Regardless of this, it is wrong that Shawshank survives recency bias and 13 years on is second only to The Godfather in IMDb users’ estimation. Murder in the First (1995) tells a very similar story, and does so with more finesse, but relatively few people have ever heard of it… Maybe Shawshank is ‘a classic’ just because enough people have said so in magazines and culture supplements and enough part-time filmgoers failed to disagree.

24 February 2007

Decline and fall

I just cancelled my subscription to Empire magazine. Here is the email that I sent them:
Hi Empire

I have been an Empire reader since 1995 and subscriber since 1997. But today I cancelled my direct debit.

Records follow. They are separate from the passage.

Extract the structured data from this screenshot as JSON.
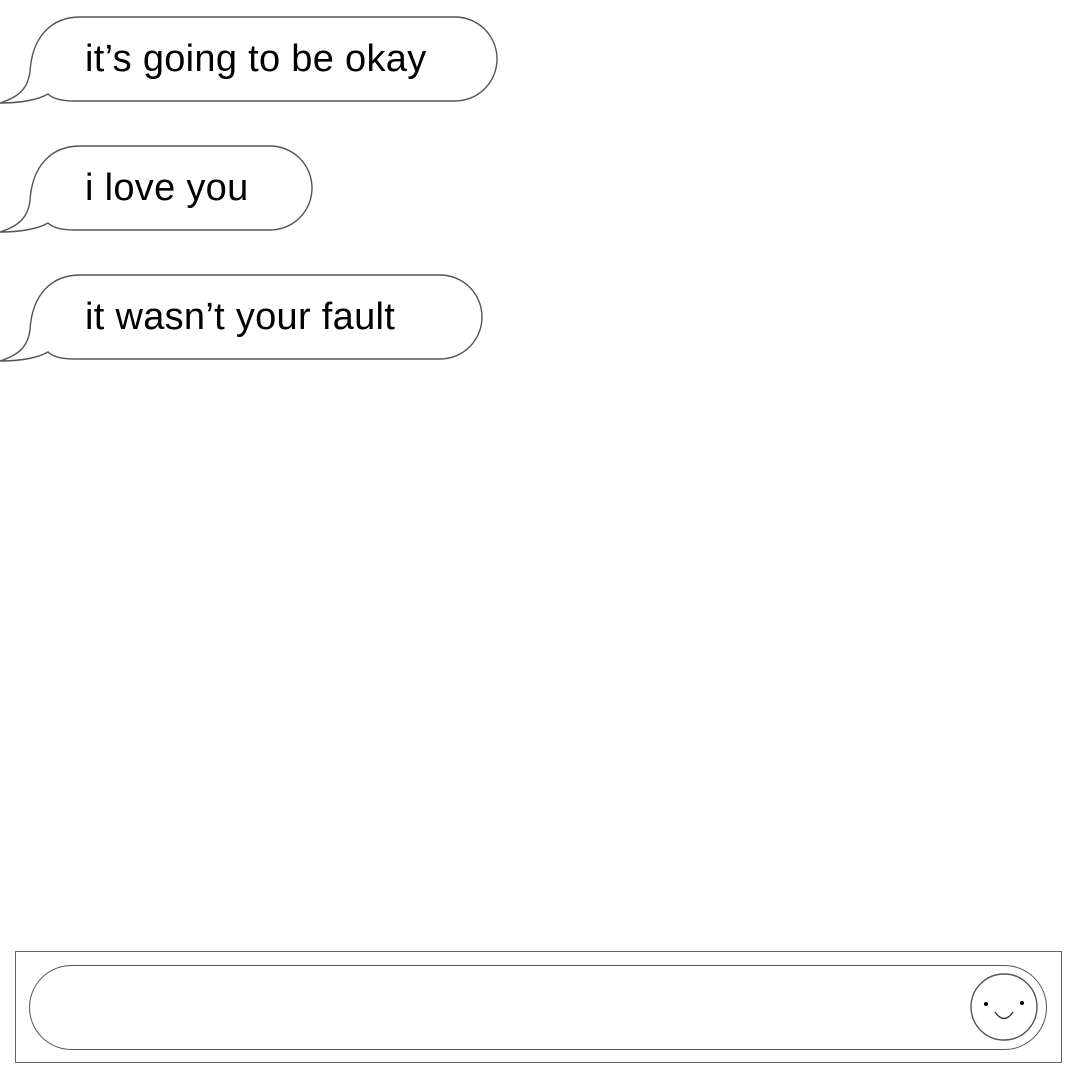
{
  "messages": [
    {
      "text": "it’s going to be okay"
    },
    {
      "text": "i love you"
    },
    {
      "text": "it wasn’t your fault"
    }
  ],
  "composer": {
    "value": "",
    "emoji_button_icon": "smiley-face-icon"
  },
  "colors": {
    "background": "#ffffff",
    "outline": "#555555",
    "text": "#000000"
  }
}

My reasons:
  1. You blur the lines between reviews and paid-for advertorials. It's difficult to know what sentiments are your own and what sentiments are included because they complement your advertisers' branding.
  2. You want to be the world's biggest movie mag so badly that more editorial space is given to films that people want to read than films that are actually worth seeing. It's fine, of course, that you give your customers what they want, but your nine-page Fantastic Four features and multi-issue War of the Worlds extravaganzas compromise your credibility and isolate many of your readers.
  3. You fancy yourself. Some of your writers are exceptionally good, but it troubles me that you write about them so often, and that you invent a reality TV-style competition where the ultimate reward is to join their hallowed ranks. I buy Empire to read about creative talent in the film industry, not to read about creative talent in journalism.
  4. You tried to make Empire an interactive community-type thing, inviting and publishing readers' views for features like DVD Club. If you're unfamiliar with a director's work, hire some writers who know what they're talking about. Don't just tell us what we've told you -- why would we want to pay for that?
Best of luck for the future. I hope the Lord of the Rings nerds keep your magazine running for many years to come.

Kind regards

Robert Hayward